Remember, Jesus says, “Unless you become as a little child you cannot enter the kingdom of heaven.” (Luke 18.17) It is the dependence of children, their trust and openness, their ability to live by accepting everything from others, which we are to imitate. This is the humility with which Christian faith begins.
Jesus’ judgment of the two men reflects the coming judgment of our world. It will be a profound reversal: the proud are brought down, and the lowly are exalted. We wait for His coming, letting God choose His own path and time. Our job is to pray in lowliness. In the end, God’s nature is holy love. That is why the penitent tax collector was exalted; that is why the Pharisee was shut off from God and his fellow men. “Lord Jesus Christ, Son of God, have mercy on me, a sinner.”
Sources: The Eleventh Sunday after Trinity
Fr. David Curry
Christ Church, Windsor, Nova Scotia, September 3 AD 2000
The Eleventh Sunday after Trinity
by W. J. Hankey
Eleventh Sunday after Trinity--Sept. 3, 2000
Fr. William Sisterman
On the First Anniversary of the Passing of Archbishop Hartley Ward
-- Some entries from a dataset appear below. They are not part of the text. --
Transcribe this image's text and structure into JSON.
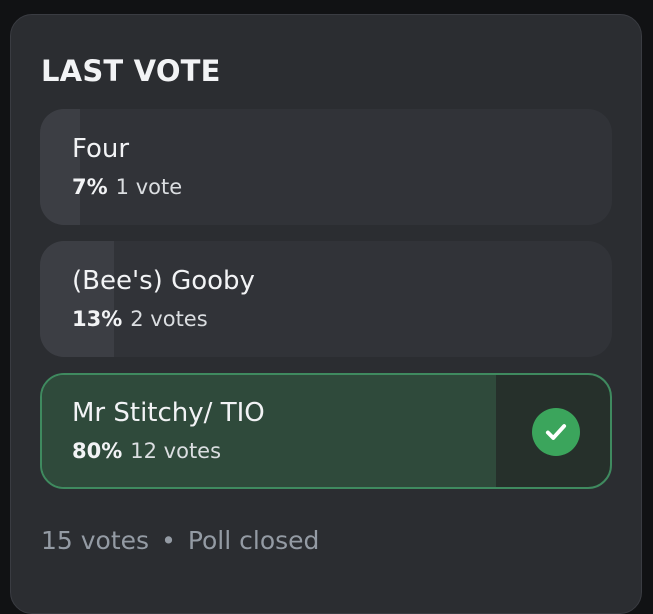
{
  "poll": {
    "title": "LAST VOTE",
    "options": [
      {
        "label": "Four",
        "percent_text": "7%",
        "votes_text": "1 vote",
        "fill_percent": 7,
        "selected": false
      },
      {
        "label": "(Bee's) Gooby",
        "percent_text": "13%",
        "votes_text": "2 votes",
        "fill_percent": 13,
        "selected": false
      },
      {
        "label": "Mr Stitchy/ TIO",
        "percent_text": "80%",
        "votes_text": "12 votes",
        "fill_percent": 80,
        "selected": true
      }
    ],
    "footer": {
      "total_votes": "15 votes",
      "separator": "•",
      "status": "Poll closed"
    }
  },
  "colors": {
    "card_background": "#2b2d31",
    "option_background": "#313338",
    "winner_border": "#3f8a5f",
    "check_green": "#3ba55c"
  },
  "icons": {
    "winner_check": "check-circle-icon"
  }
}
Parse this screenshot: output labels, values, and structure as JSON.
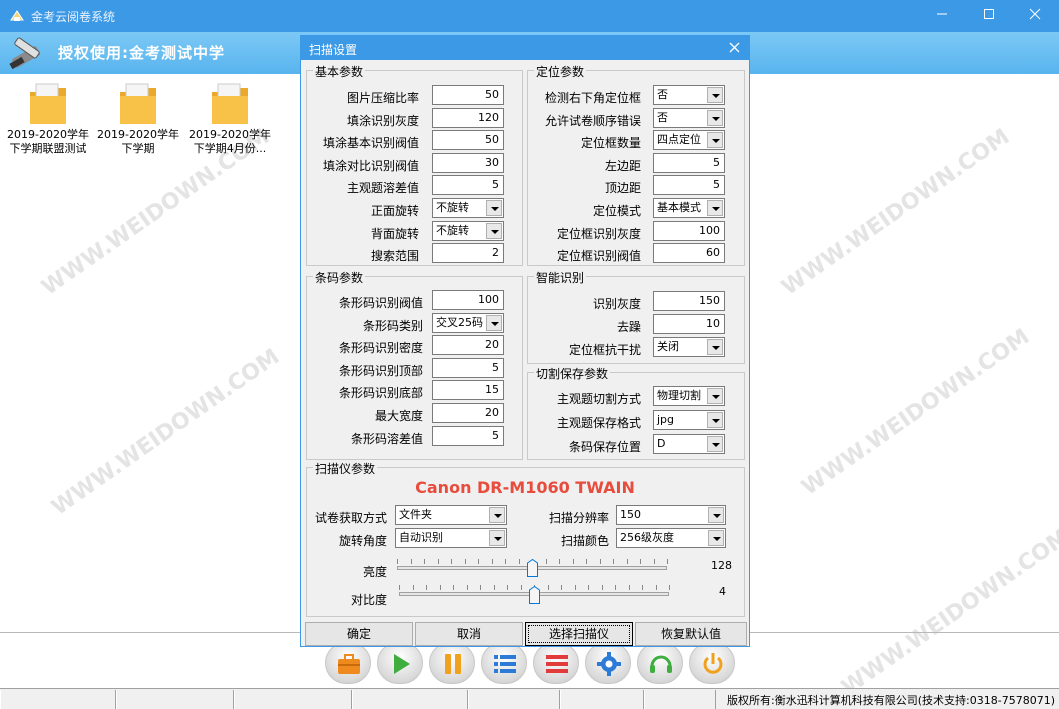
{
  "window": {
    "title": "金考云阅卷系统"
  },
  "header": {
    "auth_text": "授权使用:金考测试中学"
  },
  "folders": [
    {
      "name_line1": "2019-2020学年",
      "name_line2": "下学期联盟测试"
    },
    {
      "name_line1": "2019-2020学年",
      "name_line2": "下学期"
    },
    {
      "name_line1": "2019-2020学年",
      "name_line2": "下学期4月份..."
    }
  ],
  "watermark": "WWW.WEIDOWN.COM",
  "dialog": {
    "title": "扫描设置",
    "basic": {
      "legend": "基本参数",
      "rows": [
        {
          "label": "图片压缩比率",
          "value": "50",
          "kind": "text"
        },
        {
          "label": "填涂识别灰度",
          "value": "120",
          "kind": "text"
        },
        {
          "label": "填涂基本识别阀值",
          "value": "50",
          "kind": "text"
        },
        {
          "label": "填涂对比识别阀值",
          "value": "30",
          "kind": "text"
        },
        {
          "label": "主观题溶差值",
          "value": "5",
          "kind": "text"
        },
        {
          "label": "正面旋转",
          "value": "不旋转",
          "kind": "select"
        },
        {
          "label": "背面旋转",
          "value": "不旋转",
          "kind": "select"
        },
        {
          "label": "搜索范围",
          "value": "2",
          "kind": "text"
        }
      ]
    },
    "position": {
      "legend": "定位参数",
      "rows": [
        {
          "label": "检测右下角定位框",
          "value": "否",
          "kind": "select"
        },
        {
          "label": "允许试卷顺序错误",
          "value": "否",
          "kind": "select"
        },
        {
          "label": "定位框数量",
          "value": "四点定位",
          "kind": "select"
        },
        {
          "label": "左边距",
          "value": "5",
          "kind": "text"
        },
        {
          "label": "顶边距",
          "value": "5",
          "kind": "text"
        },
        {
          "label": "定位模式",
          "value": "基本模式",
          "kind": "select"
        },
        {
          "label": "定位框识别灰度",
          "value": "100",
          "kind": "text"
        },
        {
          "label": "定位框识别阀值",
          "value": "60",
          "kind": "text"
        }
      ]
    },
    "barcode": {
      "legend": "条码参数",
      "rows": [
        {
          "label": "条形码识别阀值",
          "value": "100",
          "kind": "text"
        },
        {
          "label": "条形码类别",
          "value": "交叉25码",
          "kind": "select"
        },
        {
          "label": "条形码识别密度",
          "value": "20",
          "kind": "text"
        },
        {
          "label": "条形码识别顶部",
          "value": "5",
          "kind": "text"
        },
        {
          "label": "条形码识别底部",
          "value": "15",
          "kind": "text"
        },
        {
          "label": "最大宽度",
          "value": "20",
          "kind": "text"
        },
        {
          "label": "条形码溶差值",
          "value": "5",
          "kind": "text"
        }
      ]
    },
    "smart": {
      "legend": "智能识别",
      "rows": [
        {
          "label": "识别灰度",
          "value": "150",
          "kind": "text"
        },
        {
          "label": "去躁",
          "value": "10",
          "kind": "text"
        },
        {
          "label": "定位框抗干扰",
          "value": "关闭",
          "kind": "select"
        }
      ]
    },
    "cut": {
      "legend": "切割保存参数",
      "rows": [
        {
          "label": "主观题切割方式",
          "value": "物理切割",
          "kind": "select"
        },
        {
          "label": "主观题保存格式",
          "value": "jpg",
          "kind": "select"
        },
        {
          "label": "条码保存位置",
          "value": "D",
          "kind": "select"
        }
      ]
    },
    "scanner": {
      "legend": "扫描仪参数",
      "device_name": "Canon DR-M1060 TWAIN",
      "acquire_label": "试卷获取方式",
      "acquire_value": "文件夹",
      "rotate_label": "旋转角度",
      "rotate_value": "自动识别",
      "dpi_label": "扫描分辨率",
      "dpi_value": "150",
      "color_label": "扫描颜色",
      "color_value": "256级灰度",
      "brightness_label": "亮度",
      "brightness_value": "128",
      "brightness_fraction": 0.5,
      "contrast_label": "对比度",
      "contrast_value": "4",
      "contrast_fraction": 0.5
    },
    "buttons": {
      "ok": "确定",
      "cancel": "取消",
      "select_scanner": "选择扫描仪",
      "restore": "恢复默认值"
    }
  },
  "statusbar": {
    "copyright": "版权所有:衡水迅科计算机科技有限公司(技术支持:0318-7578071)"
  },
  "colors": {
    "titlebar": "#3c99e6",
    "header": "#58b4ee",
    "scanner_name": "#e74c3c"
  }
}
May He Who rose from the dead, Christ our True God, by the prayers of His Most-pure Mother, of the holy, glorious and all praised Apostles, of our venerable and God bearing Fathers and of all the Saints, establish the soul of His servant Archbishop Hartley, who has been taken from us, in the mansions of the righteous; give him rest in the bosom of Abraham, and number him with the Venerable Ones; and have mercy in us, as He is good and the Lover of Mankind. (The Book of Needs, p. 152)
Bishop Edwin Tompkins